The leaves sprang bright and
Green from every branch
Sparkling in the spring sun
The leaves fall red, yellow
And museum blue
From each knotty limb
Quand j’étais jeune
Dashing like a gazelle
Across the trafficked boulevard
Catching the bus as it paused
Waving a cane of oak
Cursing the huffing diesel
Standing behind and alone
Quand j’étais jeune
The femme avec les yeux
Smiled like an amused cat
Purred and waited
Like an irritated crow
The femme squawks
And flies away
Quand j’étais jeune
My head was full of dreams
There is only the menace of silence
Phillip Periman was born in 1938 in Memphis, Texas, grew up in Amarillo. He received a BA in history from Yale University and his M.D. from Washington University School of Medicine. He has had poems published by the Black Mountain Press in their anthology, “The Sixty-Four” (Best Poets of 2018) and by Unstamatic. He writes about aging, retirement, his life, and the world as he finds it—always in an attempt to acknowledge the real.

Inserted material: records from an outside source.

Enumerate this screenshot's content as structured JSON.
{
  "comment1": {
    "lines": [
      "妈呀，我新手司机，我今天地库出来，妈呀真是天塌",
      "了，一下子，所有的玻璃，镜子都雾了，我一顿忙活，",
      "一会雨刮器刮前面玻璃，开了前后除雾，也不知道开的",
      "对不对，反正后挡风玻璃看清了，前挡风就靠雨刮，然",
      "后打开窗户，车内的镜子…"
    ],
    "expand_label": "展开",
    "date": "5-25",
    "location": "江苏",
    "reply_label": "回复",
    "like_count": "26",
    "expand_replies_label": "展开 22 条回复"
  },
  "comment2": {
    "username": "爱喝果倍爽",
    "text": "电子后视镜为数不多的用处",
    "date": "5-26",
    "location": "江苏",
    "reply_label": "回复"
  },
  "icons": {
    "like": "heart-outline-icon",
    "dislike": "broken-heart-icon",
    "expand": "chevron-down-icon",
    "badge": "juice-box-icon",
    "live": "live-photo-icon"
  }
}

When I’d walked away
from my beloved house
the new owner called: to say
she’d found a ring
and a feather
stuck into the beam
above the bedroom:
had I forgotten?
She’d saved the ring
but she’d lost the feather
I told her to keep it the ring
part of the house
I had its mate
broken in three pieces
in a little tin box
one broken circle enough
I brought her a new feather
left it in her mailbox
a long brown feather with
a blue tip and white edges
I’d let her decide
the name of the bird
Kelley Jean White
Pediatrician Kelley White has worked in inner city Philadelphia and rural New Hampshire. Her poems have appeared in Exquisite Corpse, Rattle and JAMA. Her recent books are TOXIC ENVIRONMENT (Boston Poet Press) and TWO BIRDS IN FLAME (Beech River Books.) She received a 2008 Pennsylvania Council on the Arts grant.